- a minor module is comprised of 4 units: 2 introductory and 2 intermediate;
- degree electives units are those chosen from a schedule provided by the faculty;
- student elective units are those selected by candidates from any available units in which they are qualified to enrol.
- The models are identified in Schedule A and details of the availability of modules and units are listed in Schedules B and C respectively.
The first 24 units of a General degree will comprise: one standard major, one minor, 4 degree elective units and 8 student elective units.
The first 24 units of a Specialist degree will follow either:
- Specialist model 1: two standard majors, one minor and 4 student elective units, or
- Specialist model 2: one standard and one reversed major, one minor and 4 student elective units, or
- Specialist model 3: either two standard majors, one minor, 2 degree electives and 2 student electives, or one standard and one reversed major, one minor, 2 degree electives and 2 student elective units.
- Enrolment in all units will be in accordance with requisites determined by the relevant Faculty.

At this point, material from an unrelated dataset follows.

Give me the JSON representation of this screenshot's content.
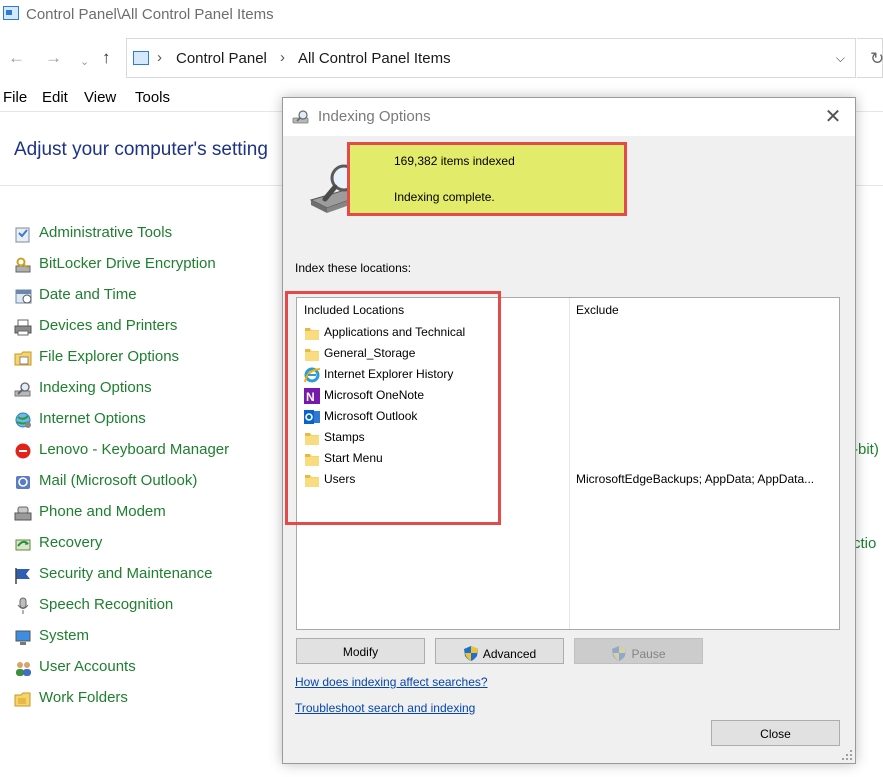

- When two or more units of the same name or content are offered within the University, only one may be counted towards the degree.
Enrolment exemption - credit for previous studies
Passes in units in other incomplete courses in this University or another approved tertiary institution (or other approved professional examining body) may be credited towards the degree and a course plan developed to detail the units required by the student to qualify for the degree. The maximum credit granted will be in accordance with the limits as stated in Rule 3 Admission and Student Progress.
Students who have passed units towards degrees under the previous specifications will be entitled to transfer to the degrees under these specifications with full equivalent credit. The transition for continuing students to these specifications will be managed to ensure that students are not disadvantaged.
NB: Academic Senate noted (31.10.08) that is it recognised that professionally accredited degrees required for entry to professional practice will not be compromised by the move to standard course structures. UTAS will have the opportunity to put its position on the benefits on implementing the standard course structures to accreditation bodies when these programs come up for reaccreditation. If accrediting authorities or any national curriculum arrangements require a structure which does not fit a model already approved, then the UTLC will be requested to develop an additional model.